does is recognize Philippine citizenship but says
nothing about the other citizenship.
Rep. Locsin further pointed out that the problem of dual
allegiance is created wherein a natural-born citizen of
the Philippines takes an oath of allegiance to another
country and in that oath says that he abjures and
absolutely renounces all allegiance to his country of origin
and swears allegiance to that foreign country. The original
Bill had left it at this stage, he explained. In the present
measure, he clarified, a person is required to take
an oath and the last he utters is one of allegiance
to the country. He then said that the problem of
dual allegiance is no longer the problem of
the Philippines but of the other foreign country.
[4]
(Emphasis supplied.)

From the above excerpts of the legislative record, it is clear


that the intent of the legislature in drafting Rep. Act No. 9225 is to
do away with the provision in Commonwealth Act No. 63 [5] which
takes away Philippine citizenship from natural-born Filipinos who
become naturalized citizens of other countries. What Rep. Act No.
9225 does is allow dual citizenship to natural-born Filipino citizens
who have lost Philippine citizenship by reason of their
naturalization as citizens of a foreign country. On its face, it does
not recognize dual allegiance. By swearing to the supreme
authority of the Republic, the person implicitly renounces his

foreign citizenship. Plainly, from Section 3, Rep. Act No. 9225

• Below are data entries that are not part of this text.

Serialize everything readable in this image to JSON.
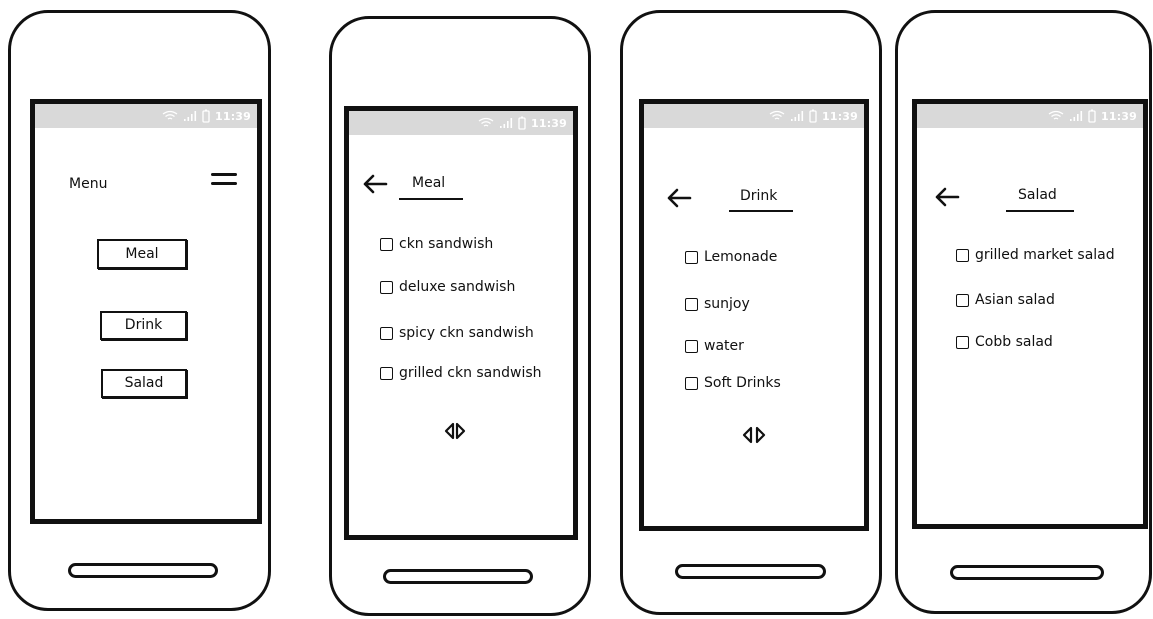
{
  "status_bar": {
    "time": "11:39"
  },
  "screens": {
    "menu": {
      "title": "Menu",
      "buttons": [
        {
          "label": "Meal"
        },
        {
          "label": "Drink"
        },
        {
          "label": "Salad"
        }
      ]
    },
    "meal": {
      "title": "Meal",
      "items": [
        {
          "label": "ckn sandwish",
          "checked": false
        },
        {
          "label": "deluxe sandwish",
          "checked": false
        },
        {
          "label": "spicy ckn sandwish",
          "checked": false
        },
        {
          "label": "grilled ckn sandwish",
          "checked": false
        }
      ]
    },
    "drink": {
      "title": "Drink",
      "items": [
        {
          "label": "Lemonade",
          "checked": false
        },
        {
          "label": "sunjoy",
          "checked": false
        },
        {
          "label": "water",
          "checked": false
        },
        {
          "label": "Soft Drinks",
          "checked": false
        }
      ]
    },
    "salad": {
      "title": "Salad",
      "items": [
        {
          "label": "grilled market salad",
          "checked": false
        },
        {
          "label": "Asian salad",
          "checked": false
        },
        {
          "label": "Cobb salad",
          "checked": false
        }
      ]
    }
  },
  "icons": {
    "back": "left-arrow-icon",
    "menu": "hamburger-icon",
    "pager": "prev-next-icon",
    "wifi": "wifi-icon",
    "signal": "signal-icon",
    "battery": "battery-icon"
  },
  "colors": {
    "ink": "#111111",
    "status_bar": "#d9d9d9",
    "background": "#ffffff"
  }
}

stayed clear out of the problem of dual allegiance and shifted the
burden of confronting the issue of whether or not there is dual
allegiance to the concerned foreign country. What happens to the
other citizenship was not made a concern of Rep. Act No. 9225.
Petitioner likewise advances the proposition that although
Congress has not yet passed any law on the matter of
dual allegiance, such absence of a law should not be justification
why this Court could not rule on the issue. He further contends
that while it is true that there is no enabling law yet on dual
allegiance, the Supreme Court, through Mercado v. Manzano,
[6]
already had drawn up the guidelines on how to distinguish dual
allegiance from dual citizenship.[7]
For its part, the OSG counters that pursuant to Section 5, Article
IV of the 1987 Constitution, dual allegiance shall be dealt with by
law. Thus, until a law on dual allegiance is enacted by Congress,
the Supreme Court is without any jurisdiction to entertain issues
regarding dual allegiance.[8]

To begin with, Section 5, Article IV of the Constitution is a

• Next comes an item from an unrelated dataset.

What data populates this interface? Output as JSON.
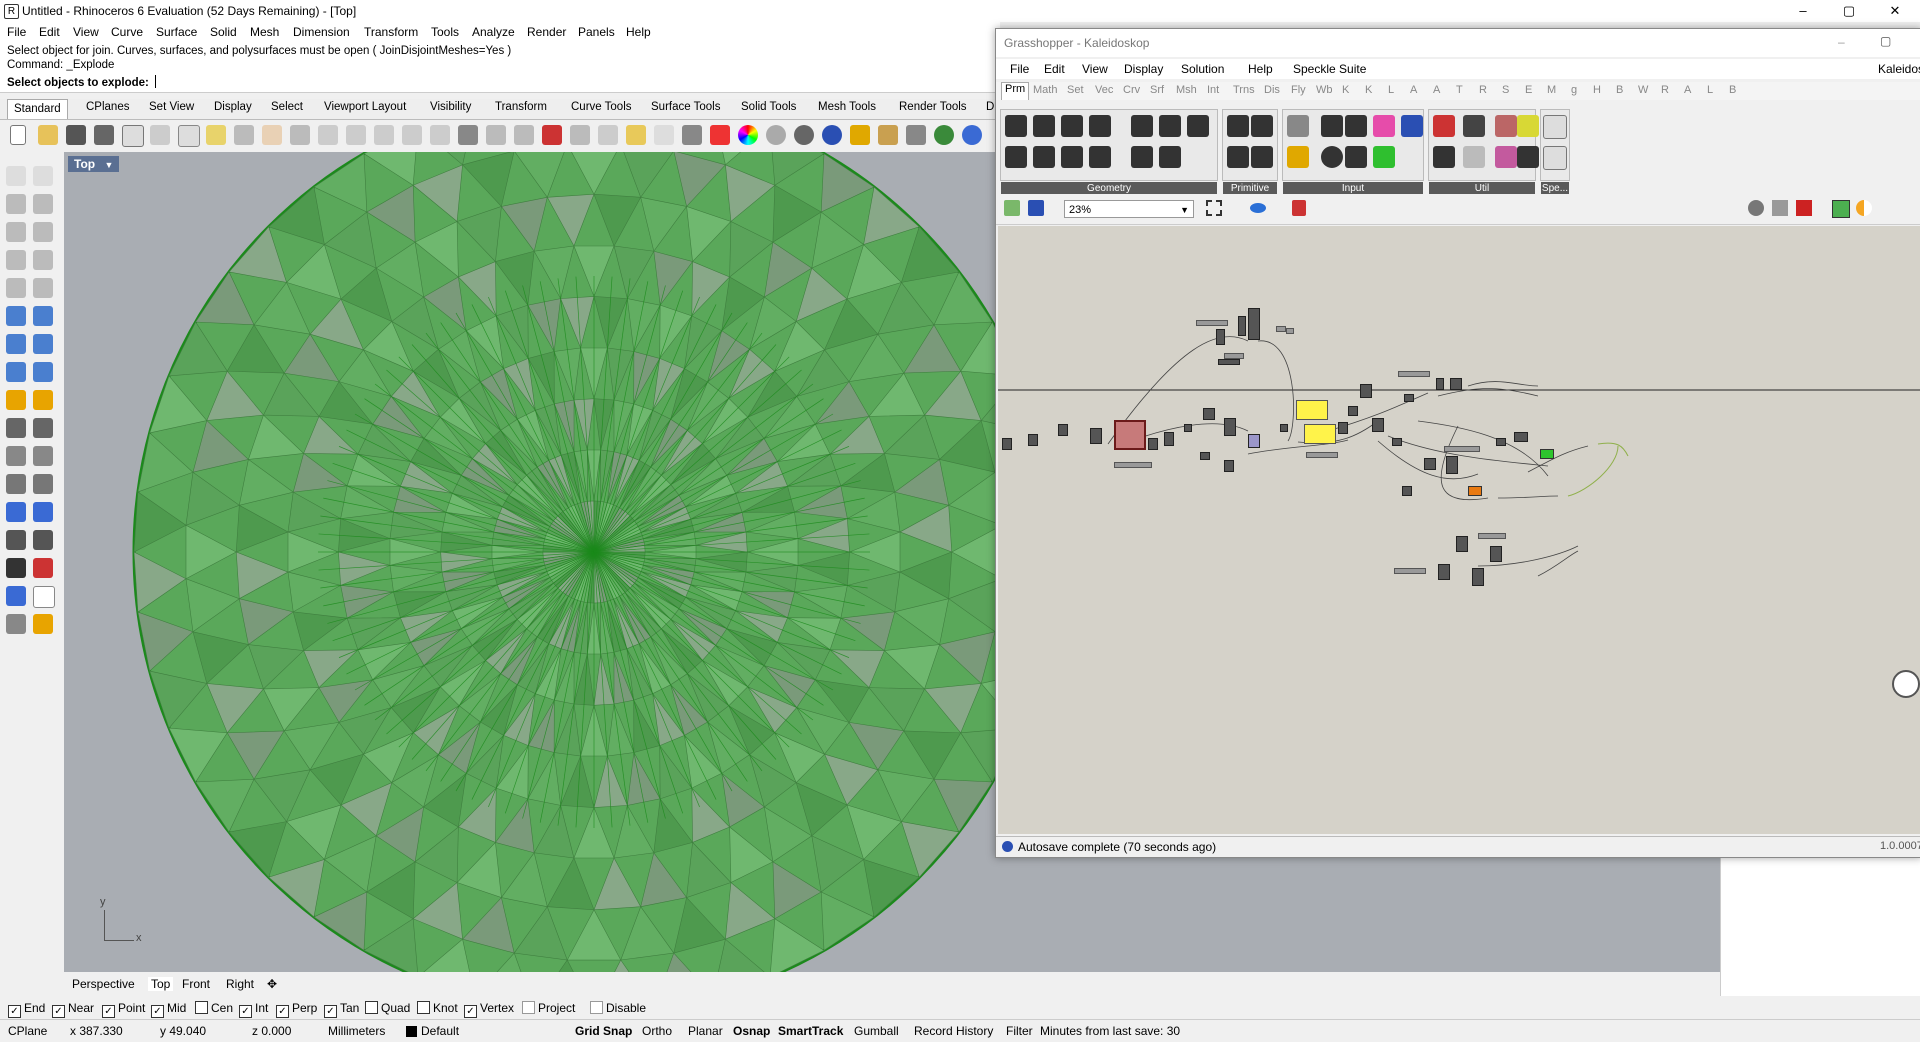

declaration of a policy and it is not a self-executing provision. The
legislature still has to enact the law on dual allegiance. In Sections
2 and 3 of Rep. Act No. 9225, the framers were not concerned
with dual citizenship per se, but with the status of naturalized
citizens who maintain their allegiance to their countries of origin
even after their naturalization.[9] Congress was given a mandate
to draft a law that would set specific parameters of what really
constitutes dual allegiance.[10] Until this is done, it would be
premature for the judicial department, including this Court, to rule
on issues pertaining to dual allegiance.

Neither can we subscribe to the proposition of petitioner that


a law is not needed since the case of Mercado had already set the
guidelines
for
determining
dual
allegiance.
Petitioner
misreads Mercado. That case did not set the parameters of what
constitutes dual allegiance but merely made a distinction
between dual allegiance and dual citizenship.
Moreover, in Estrada v. Sandiganbayan,[11] we said that the
courts must assume that the legislature is ever conscious of the
borders and edges of its plenary powers, and passed laws with full
knowledge of the facts and for the purpose of promoting what is
right and advancing the welfare of the majority. Hence, in
determining whether the acts of the legislature are in tune with
the fundamental law, we must proceed with judicial restraint and
act with caution and forbearance. [12]The doctrine of separation of
powers demands no less. We cannot arrogate the duty of setting
the parameters of what constitutes dual allegiance when the
Constitution itself has clearly delegated the duty of determining
what acts constitute dual allegiance for study and legislation by
Congress.

WHEREFORE, the petition is hereby DISMISSED for lack of


merit.
SO ORDERED.